I decided to share the George Seurat painting A Sunday on La Grande Jatte, 1884, with the class. We talked about how large the painting is – almost the size of a wall and that if they looked up close, they would see the painting was made with little dabs of color. The real painting is 81.7 in × 121.25 in to be exact.
I found an incredible detail of the little dog in the lower right of the painting to really show them how small the brushstrokes are and how the these little dots of color combine together to create this beautiful painting.
Who can paint without a little lesson in color theory? I created a color wheel to share with the kids and introduce them to the basics of mixing color.
I decided the best “brushes” for this project would be q-tips! Armed with paper plates, q-tips, and tempera paint – I let them at it.

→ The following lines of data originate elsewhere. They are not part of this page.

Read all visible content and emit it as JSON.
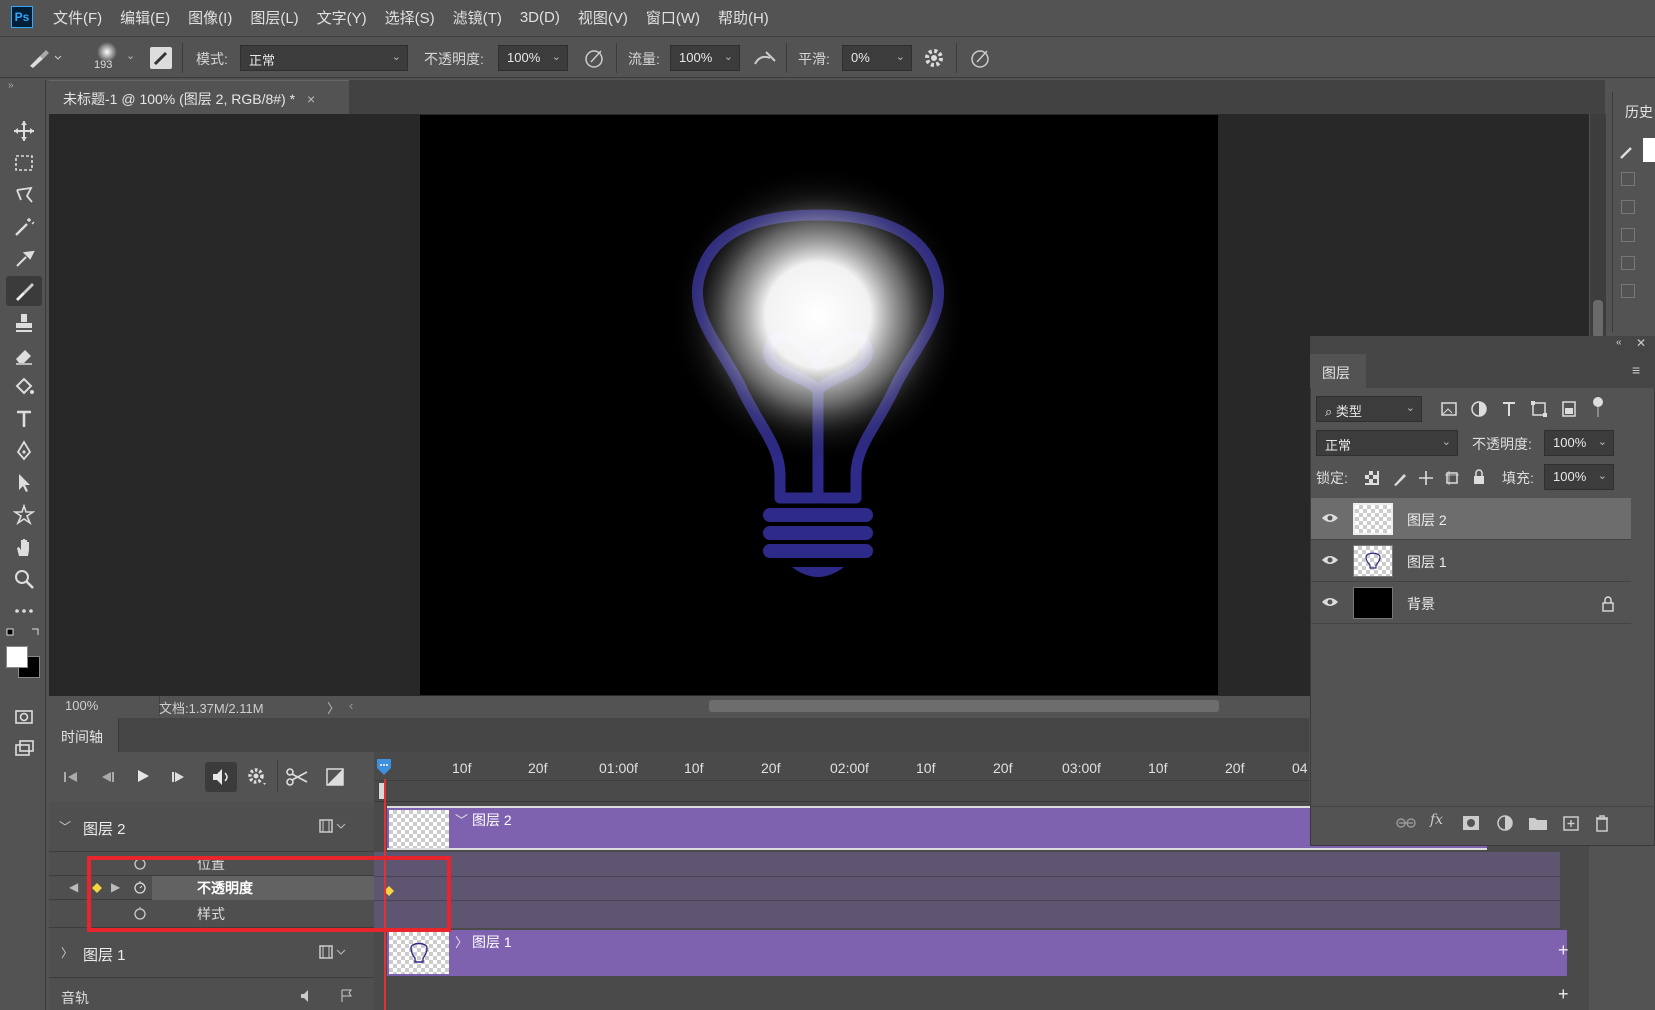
{
  "menubar": {
    "logo": "Ps",
    "items": [
      "文件(F)",
      "编辑(E)",
      "图像(I)",
      "图层(L)",
      "文字(Y)",
      "选择(S)",
      "滤镜(T)",
      "3D(D)",
      "视图(V)",
      "窗口(W)",
      "帮助(H)"
    ]
  },
  "options": {
    "brush_size": "193",
    "mode_label": "模式:",
    "mode_value": "正常",
    "opacity_label": "不透明度:",
    "opacity_value": "100%",
    "flow_label": "流量:",
    "flow_value": "100%",
    "smooth_label": "平滑:",
    "smooth_value": "0%"
  },
  "document": {
    "tab_title": "未标题-1 @ 100% (图层 2, RGB/8#) *",
    "zoom": "100%",
    "doc_info": "文档:1.37M/2.11M"
  },
  "timeline": {
    "tab": "时间轴",
    "ruler_ticks": [
      "10f",
      "20f",
      "01:00f",
      "10f",
      "20f",
      "02:00f",
      "10f",
      "20f",
      "03:00f",
      "10f",
      "20f",
      "04"
    ],
    "layer2": "图层 2",
    "prop_position": "位置",
    "prop_opacity": "不透明度",
    "prop_style": "样式",
    "layer1": "图层 1",
    "audio": "音轨",
    "track_layer2": "图层 2",
    "track_layer1": "图层 1"
  },
  "history_panel": {
    "title": "历史"
  },
  "layers_panel": {
    "tab": "图层",
    "filter_label": "类型",
    "blend_mode": "正常",
    "opacity_label": "不透明度:",
    "opacity_value": "100%",
    "lock_label": "锁定:",
    "fill_label": "填充:",
    "fill_value": "100%",
    "layers": [
      {
        "name": "图层 2",
        "selected": true
      },
      {
        "name": "图层 1",
        "selected": false
      },
      {
        "name": "背景",
        "selected": false,
        "locked": true
      }
    ]
  },
  "colors": {
    "bulb_stroke": "#2e2a8a",
    "track_purple": "#7e62b0",
    "highlight_red": "#e8252d",
    "keyframe_yellow": "#f5d442"
  }
}
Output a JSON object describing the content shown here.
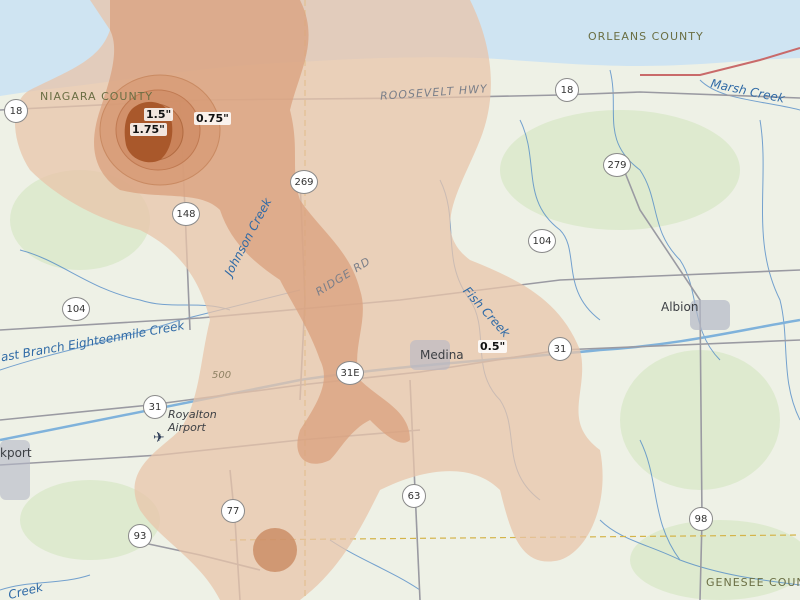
{
  "counties": {
    "niagara": "NIAGARA COUNTY",
    "orleans": "ORLEANS COUNTY",
    "genesee": "GENESEE COUNTY"
  },
  "roads": {
    "roosevelt": "ROOSEVELT HWY",
    "ridge": "RIDGE RD"
  },
  "waterways": {
    "marsh_creek": "Marsh Creek",
    "johnson_creek": "Johnson Creek",
    "fish_creek": "Fish Creek",
    "east_branch": "East Branch Eighteenmile Creek",
    "creek_sw": "Creek"
  },
  "places": {
    "albion": "Albion",
    "medina": "Medina",
    "royalton_airport": "Royalton\nAirport",
    "lockport_partial": "kport"
  },
  "routes": {
    "r18_west": "18",
    "r18_east": "18",
    "r279": "279",
    "r269": "269",
    "r148": "148",
    "r104_east": "104",
    "r104_west": "104",
    "r31_east": "31",
    "r31_west": "31",
    "r31e": "31E",
    "r63": "63",
    "r77": "77",
    "r93": "93",
    "r98": "98"
  },
  "contour_labels": {
    "c150": "1.5\"",
    "c175": "1.75\"",
    "c075": "0.75\"",
    "c050": "0.5\""
  },
  "contour_note": "500",
  "colors": {
    "lake": "#cfe4f2",
    "land": "#eef1e6",
    "swath_light": "#e8c4aa",
    "swath_mid": "#d9a07d",
    "swath_dark": "#c0764a",
    "core": "#a9582b",
    "water_line": "#4a86c6",
    "road_line": "#9a9aa2",
    "county_line": "#d4b44a"
  }
}
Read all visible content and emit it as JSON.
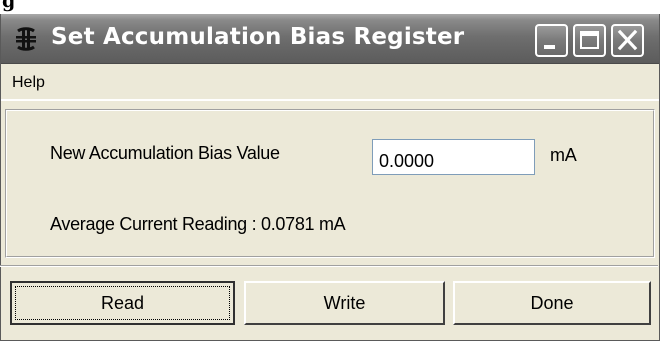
{
  "window": {
    "title": "Set Accumulation Bias Register",
    "icon": "app-icon"
  },
  "caption_buttons": [
    "minimize-icon",
    "maximize-icon",
    "close-icon"
  ],
  "menu": {
    "items": [
      {
        "label": "Help"
      }
    ]
  },
  "form": {
    "bias_label": "New Accumulation Bias Value",
    "bias_value": "0.0000",
    "bias_unit": "mA",
    "average_reading": "Average Current Reading : 0.0781 mA"
  },
  "buttons": {
    "read": "Read",
    "write": "Write",
    "done": "Done"
  },
  "colors": {
    "titlebar": "#6f6f6f",
    "face": "#ece9d8",
    "input_border": "#7f9db9"
  }
}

Some really took their time dabbing the paint on their fish and some just went for it. All in all they had a great time being creative!
Paper plates make great disposable palettes!
Here’s how to make your own paper plate fishbowl:
Trim the top off the paper plate and staple to the bottom of the plate to make the fishbowl stand.
Draw your fish scene inside your bowl. (I had 20+ kids and limited time so our kids glued a pre-drawn fish into their bowl.)
Pour a small amount of each color on a separate paper plate to use as your paint palette. (Makes for easy clean up!)
Using q-tips, mix and apply the paint to your drawing by dabbing on dots of color and allowing the colors to mix while you paint. This creates the “pointillism” technique.
Take a look at their fantastic kindergarten paintings…
Pick up some paint and get started!
Share art with your kids and… Be creative!